* [WHAT TO PRODUCE]: Go through the entries below and tally the lines containing the string "HOME"; report only the tally.

——————

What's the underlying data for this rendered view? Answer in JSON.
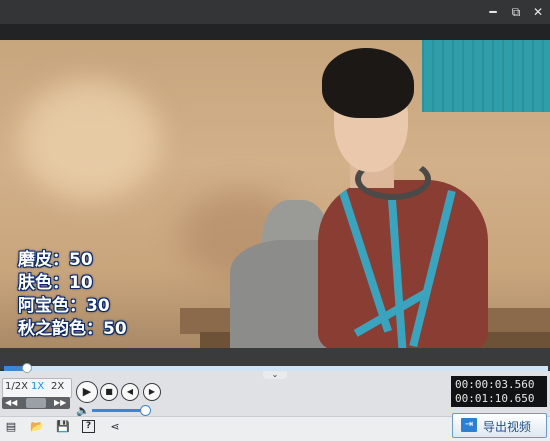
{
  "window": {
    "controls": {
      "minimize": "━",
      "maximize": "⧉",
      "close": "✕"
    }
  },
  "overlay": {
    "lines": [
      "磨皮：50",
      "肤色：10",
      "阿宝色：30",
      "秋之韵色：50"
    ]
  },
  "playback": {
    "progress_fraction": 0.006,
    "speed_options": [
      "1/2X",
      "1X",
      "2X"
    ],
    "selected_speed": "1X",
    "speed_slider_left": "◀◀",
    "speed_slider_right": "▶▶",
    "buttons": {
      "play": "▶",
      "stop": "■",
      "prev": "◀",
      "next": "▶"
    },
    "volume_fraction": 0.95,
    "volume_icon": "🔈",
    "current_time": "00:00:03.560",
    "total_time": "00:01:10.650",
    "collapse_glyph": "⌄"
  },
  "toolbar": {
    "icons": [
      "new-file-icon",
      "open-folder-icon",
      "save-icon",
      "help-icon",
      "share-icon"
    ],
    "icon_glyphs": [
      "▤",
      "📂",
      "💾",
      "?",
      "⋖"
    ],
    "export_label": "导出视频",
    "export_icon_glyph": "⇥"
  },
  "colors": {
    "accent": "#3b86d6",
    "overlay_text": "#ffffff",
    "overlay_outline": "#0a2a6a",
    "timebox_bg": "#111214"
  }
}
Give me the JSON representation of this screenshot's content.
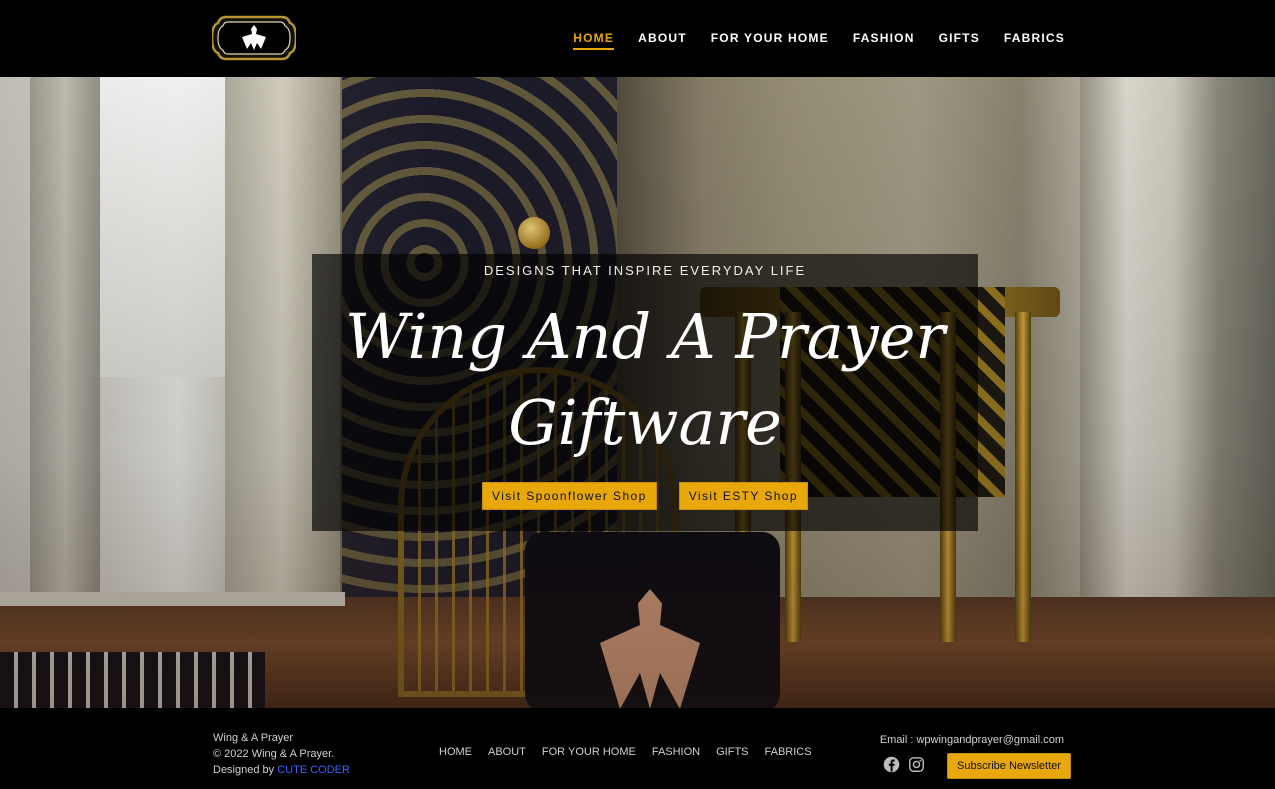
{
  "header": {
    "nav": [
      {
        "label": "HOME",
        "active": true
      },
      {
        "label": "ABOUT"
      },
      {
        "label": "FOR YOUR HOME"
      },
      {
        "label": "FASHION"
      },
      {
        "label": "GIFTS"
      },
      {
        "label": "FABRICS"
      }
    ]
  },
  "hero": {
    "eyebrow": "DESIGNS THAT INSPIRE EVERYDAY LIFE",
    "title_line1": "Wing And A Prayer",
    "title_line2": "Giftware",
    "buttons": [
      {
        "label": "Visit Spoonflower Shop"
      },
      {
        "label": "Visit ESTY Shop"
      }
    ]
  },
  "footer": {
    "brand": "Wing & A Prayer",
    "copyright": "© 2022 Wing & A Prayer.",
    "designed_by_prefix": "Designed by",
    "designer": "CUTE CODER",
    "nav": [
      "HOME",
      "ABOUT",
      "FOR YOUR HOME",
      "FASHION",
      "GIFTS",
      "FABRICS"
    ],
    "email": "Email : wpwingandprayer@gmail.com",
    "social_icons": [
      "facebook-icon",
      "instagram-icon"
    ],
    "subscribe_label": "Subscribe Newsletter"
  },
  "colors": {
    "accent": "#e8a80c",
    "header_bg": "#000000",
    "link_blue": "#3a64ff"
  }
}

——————

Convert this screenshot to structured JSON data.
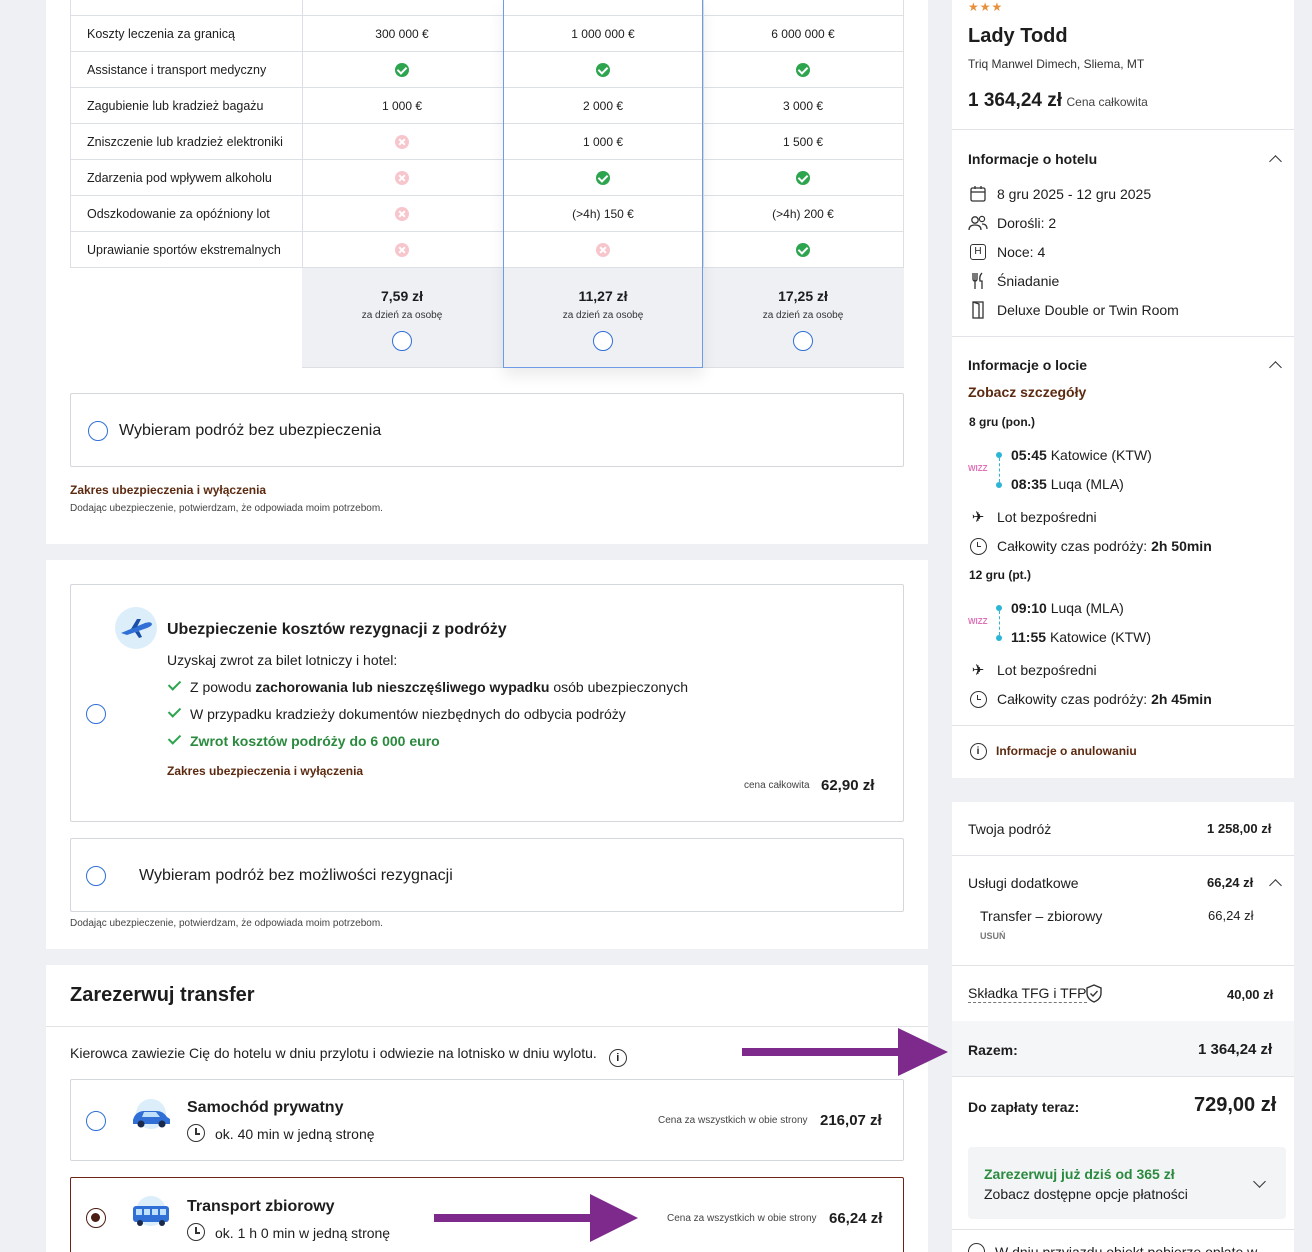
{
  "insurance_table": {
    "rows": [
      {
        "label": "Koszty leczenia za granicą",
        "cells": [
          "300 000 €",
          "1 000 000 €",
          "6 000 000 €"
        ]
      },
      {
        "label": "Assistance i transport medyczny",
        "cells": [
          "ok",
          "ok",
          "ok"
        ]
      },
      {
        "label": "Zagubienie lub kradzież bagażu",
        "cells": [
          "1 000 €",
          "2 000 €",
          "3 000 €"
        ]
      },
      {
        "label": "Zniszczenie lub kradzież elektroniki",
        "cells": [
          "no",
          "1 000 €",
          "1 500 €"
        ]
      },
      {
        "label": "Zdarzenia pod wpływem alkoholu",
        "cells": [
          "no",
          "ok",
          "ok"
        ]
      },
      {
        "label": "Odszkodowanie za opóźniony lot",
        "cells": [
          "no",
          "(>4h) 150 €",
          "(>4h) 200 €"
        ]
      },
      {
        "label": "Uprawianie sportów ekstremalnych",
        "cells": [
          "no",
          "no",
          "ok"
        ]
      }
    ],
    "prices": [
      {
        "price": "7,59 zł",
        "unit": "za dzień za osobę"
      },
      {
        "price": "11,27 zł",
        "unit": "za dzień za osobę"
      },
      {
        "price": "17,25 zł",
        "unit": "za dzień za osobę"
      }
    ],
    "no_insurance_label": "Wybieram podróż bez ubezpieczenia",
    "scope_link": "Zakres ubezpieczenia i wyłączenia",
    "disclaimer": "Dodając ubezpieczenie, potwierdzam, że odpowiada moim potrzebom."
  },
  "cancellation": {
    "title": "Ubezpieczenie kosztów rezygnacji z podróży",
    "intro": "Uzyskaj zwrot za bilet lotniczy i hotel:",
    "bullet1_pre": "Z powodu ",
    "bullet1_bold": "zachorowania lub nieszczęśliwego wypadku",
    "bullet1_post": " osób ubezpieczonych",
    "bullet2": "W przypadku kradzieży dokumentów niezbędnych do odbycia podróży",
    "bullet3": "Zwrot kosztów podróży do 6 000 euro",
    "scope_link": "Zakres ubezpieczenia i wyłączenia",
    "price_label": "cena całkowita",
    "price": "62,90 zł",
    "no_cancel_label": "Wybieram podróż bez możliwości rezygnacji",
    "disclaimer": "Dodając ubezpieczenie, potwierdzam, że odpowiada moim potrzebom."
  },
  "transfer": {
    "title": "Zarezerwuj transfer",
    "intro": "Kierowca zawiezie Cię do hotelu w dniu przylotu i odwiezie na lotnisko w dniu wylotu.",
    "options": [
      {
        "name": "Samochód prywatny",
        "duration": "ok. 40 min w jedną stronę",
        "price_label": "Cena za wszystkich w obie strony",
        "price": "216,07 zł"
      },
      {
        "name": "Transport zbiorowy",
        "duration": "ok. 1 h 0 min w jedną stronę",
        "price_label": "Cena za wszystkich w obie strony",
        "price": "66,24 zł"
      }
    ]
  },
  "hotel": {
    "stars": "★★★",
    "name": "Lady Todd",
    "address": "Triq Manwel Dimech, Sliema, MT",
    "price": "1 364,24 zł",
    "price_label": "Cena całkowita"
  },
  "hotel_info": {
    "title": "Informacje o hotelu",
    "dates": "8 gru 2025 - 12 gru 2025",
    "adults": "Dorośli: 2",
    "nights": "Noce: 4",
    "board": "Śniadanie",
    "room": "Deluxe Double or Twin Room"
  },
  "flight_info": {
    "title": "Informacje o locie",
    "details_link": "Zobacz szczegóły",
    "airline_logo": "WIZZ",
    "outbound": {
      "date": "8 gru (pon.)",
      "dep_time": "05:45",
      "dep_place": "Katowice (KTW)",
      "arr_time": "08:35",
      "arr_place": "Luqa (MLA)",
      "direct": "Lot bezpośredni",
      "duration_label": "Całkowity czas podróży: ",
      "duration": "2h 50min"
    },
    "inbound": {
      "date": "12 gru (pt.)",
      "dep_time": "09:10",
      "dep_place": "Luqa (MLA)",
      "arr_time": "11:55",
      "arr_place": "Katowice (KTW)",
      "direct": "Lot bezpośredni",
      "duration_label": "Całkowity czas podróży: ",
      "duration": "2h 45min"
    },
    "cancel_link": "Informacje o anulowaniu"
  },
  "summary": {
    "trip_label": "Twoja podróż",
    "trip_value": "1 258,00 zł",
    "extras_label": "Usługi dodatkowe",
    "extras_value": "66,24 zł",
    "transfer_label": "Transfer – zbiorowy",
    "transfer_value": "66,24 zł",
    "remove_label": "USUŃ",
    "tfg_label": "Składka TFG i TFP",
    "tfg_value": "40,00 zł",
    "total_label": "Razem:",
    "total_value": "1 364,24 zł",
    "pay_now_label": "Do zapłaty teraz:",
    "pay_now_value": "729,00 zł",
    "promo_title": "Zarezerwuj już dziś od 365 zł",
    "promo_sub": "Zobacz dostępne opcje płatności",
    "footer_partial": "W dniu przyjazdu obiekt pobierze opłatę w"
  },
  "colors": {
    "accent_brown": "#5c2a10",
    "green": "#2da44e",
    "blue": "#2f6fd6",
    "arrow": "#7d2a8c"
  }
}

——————

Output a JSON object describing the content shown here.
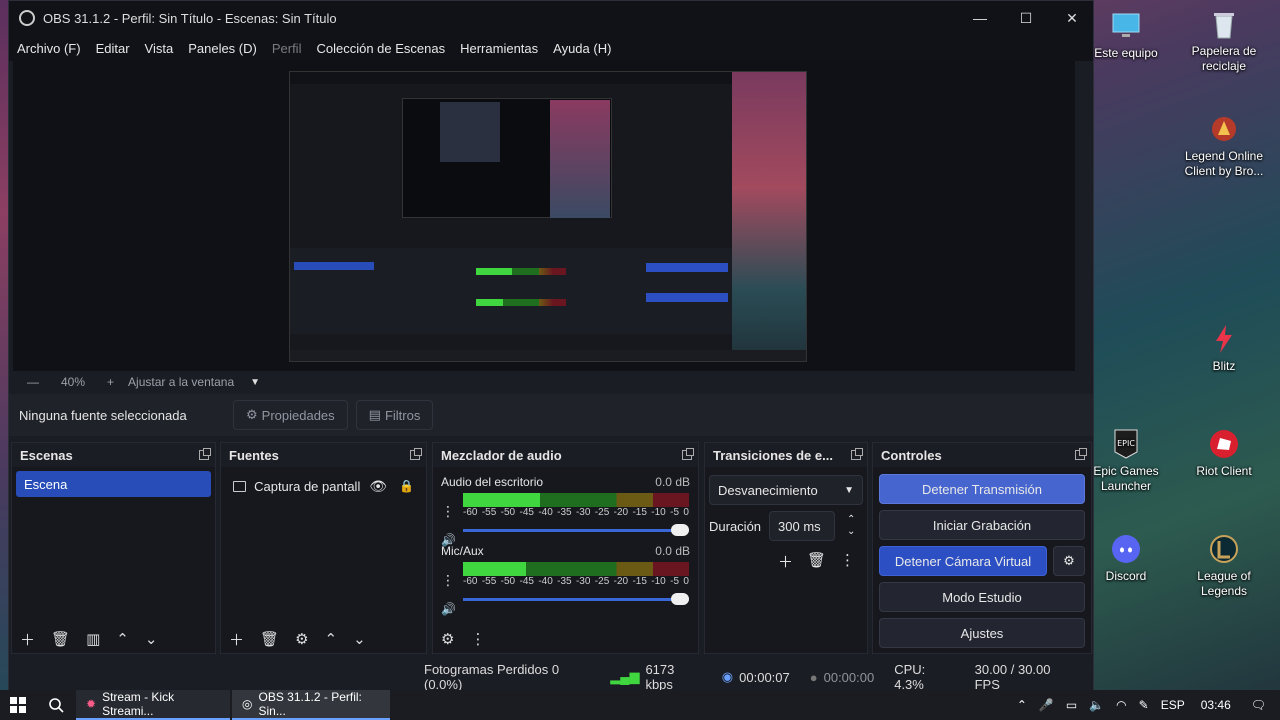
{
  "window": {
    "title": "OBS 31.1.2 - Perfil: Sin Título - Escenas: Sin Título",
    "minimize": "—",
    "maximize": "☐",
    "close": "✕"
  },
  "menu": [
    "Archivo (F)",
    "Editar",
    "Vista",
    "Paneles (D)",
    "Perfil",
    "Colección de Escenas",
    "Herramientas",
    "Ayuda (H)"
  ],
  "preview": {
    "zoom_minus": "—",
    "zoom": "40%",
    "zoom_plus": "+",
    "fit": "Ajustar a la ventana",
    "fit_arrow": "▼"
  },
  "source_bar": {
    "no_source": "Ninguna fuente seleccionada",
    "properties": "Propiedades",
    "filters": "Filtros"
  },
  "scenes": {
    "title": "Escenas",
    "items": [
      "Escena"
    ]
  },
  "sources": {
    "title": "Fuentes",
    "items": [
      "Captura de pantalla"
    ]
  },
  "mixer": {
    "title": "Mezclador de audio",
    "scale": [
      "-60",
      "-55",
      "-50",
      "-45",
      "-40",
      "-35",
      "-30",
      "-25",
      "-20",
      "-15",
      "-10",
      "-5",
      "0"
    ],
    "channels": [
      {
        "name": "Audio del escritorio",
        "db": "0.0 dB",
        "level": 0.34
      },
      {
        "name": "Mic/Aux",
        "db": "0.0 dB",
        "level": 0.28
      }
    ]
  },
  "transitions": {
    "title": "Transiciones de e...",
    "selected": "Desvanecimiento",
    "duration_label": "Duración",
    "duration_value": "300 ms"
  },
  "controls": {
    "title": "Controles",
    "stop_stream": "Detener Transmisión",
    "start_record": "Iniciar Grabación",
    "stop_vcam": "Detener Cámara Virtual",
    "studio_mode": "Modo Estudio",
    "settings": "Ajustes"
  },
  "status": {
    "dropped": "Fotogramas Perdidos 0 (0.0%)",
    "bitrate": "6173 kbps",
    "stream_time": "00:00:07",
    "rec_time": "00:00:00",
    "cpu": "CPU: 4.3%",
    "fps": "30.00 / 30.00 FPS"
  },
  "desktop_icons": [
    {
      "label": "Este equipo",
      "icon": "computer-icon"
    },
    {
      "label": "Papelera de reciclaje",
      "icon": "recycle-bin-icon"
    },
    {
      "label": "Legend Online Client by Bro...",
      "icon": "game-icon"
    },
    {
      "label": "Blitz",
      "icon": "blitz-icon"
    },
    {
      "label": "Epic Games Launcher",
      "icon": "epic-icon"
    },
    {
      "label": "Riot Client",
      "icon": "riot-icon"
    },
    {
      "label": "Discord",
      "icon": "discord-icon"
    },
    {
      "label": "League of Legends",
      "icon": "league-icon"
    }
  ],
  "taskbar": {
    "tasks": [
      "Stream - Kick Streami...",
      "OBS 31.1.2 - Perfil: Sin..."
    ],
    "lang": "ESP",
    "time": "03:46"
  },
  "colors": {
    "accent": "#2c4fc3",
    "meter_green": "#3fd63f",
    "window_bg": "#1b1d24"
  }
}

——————

* [SOLUTION TO THIS PROBLEM]: 4